That sort of attention can further drive down prices, said digital ad experts.
Television, of course, varies its ad rates depending on when they run — during the Super Bowl versus an average Thursday night, for example. But social media differs in that it effectively sets rates based on content, and it can judge how compelling that content is because of the data it constantly amasses about what users do after they see an ad. It’s the sort of powerful insight that makes Facebook advertising compelling to advertisers — and has made Facebook itself into a multibillion-dollar behemoth.
But that dynamic worries some election professionals.
Washington might write new regulations to rein in the tech industry has so far amounted to a lot of heated words
“Facebook’s business model is such a problem for the electoral process because what they have done is essentially incentivize the more polarizing and extreme communications,” said Ann Ravel, a former Democratic chairperson of the Federal Election Commission. “You don’t know if someone is calling in a neighbor to watch an ad on TV, but Facebook knows if you’re sharing it.”
Adds the Clinton official, “It makes sense if you’re selling, you know, swimsuits. If you’re Facebook, you should absolutely want to serve up better swimsuit ads. But when it comes to politics, it makes less sense because if you have a super fired-up community that’s going to love your content even if it’s nutty or racist or untrue, then the platform shouldn’t give that stuff an advantage.”
Despite this grumbling, the idea that Washington might write new regulations to rein in the tech industry has so far amounted to a lot of heated words. Democratic Senators Amy Klobuchar of Minnesota and Mark Warner of Virginia have, alongside Arizona Republican John McCain, pushed a bill that would force the social media platforms to disclose who’s paying for political ads, one response to the past year’s revelations about Russian interference. But that measure has failed to gain momentum.

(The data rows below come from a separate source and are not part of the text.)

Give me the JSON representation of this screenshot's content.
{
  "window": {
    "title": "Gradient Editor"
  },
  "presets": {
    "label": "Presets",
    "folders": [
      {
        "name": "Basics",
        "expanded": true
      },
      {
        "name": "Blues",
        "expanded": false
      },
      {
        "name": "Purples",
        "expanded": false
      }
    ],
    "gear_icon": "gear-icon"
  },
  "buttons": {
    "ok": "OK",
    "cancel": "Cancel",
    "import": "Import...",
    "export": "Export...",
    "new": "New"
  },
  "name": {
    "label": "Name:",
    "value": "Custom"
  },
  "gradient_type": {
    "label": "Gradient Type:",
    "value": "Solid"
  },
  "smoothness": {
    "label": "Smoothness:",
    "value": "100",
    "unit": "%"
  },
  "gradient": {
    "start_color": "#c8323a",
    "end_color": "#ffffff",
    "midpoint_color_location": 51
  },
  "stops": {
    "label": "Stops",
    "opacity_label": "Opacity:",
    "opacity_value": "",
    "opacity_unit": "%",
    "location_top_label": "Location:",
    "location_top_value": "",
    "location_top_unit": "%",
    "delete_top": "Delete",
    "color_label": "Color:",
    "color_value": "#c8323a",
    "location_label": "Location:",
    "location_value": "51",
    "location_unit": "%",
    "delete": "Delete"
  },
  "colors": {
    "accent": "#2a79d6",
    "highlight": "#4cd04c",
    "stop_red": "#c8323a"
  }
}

Elsewhere in Congress, there’s been high-level idea-floating about the need for government to act as a check on the tech industry — Senator Elizabeth Warren (D-Mass.) and former Senator Al Franken (D-Minn.) have been among those engaging in that discussion. But there’s been little appetite for turning that rhetoric into concrete legislative proposals.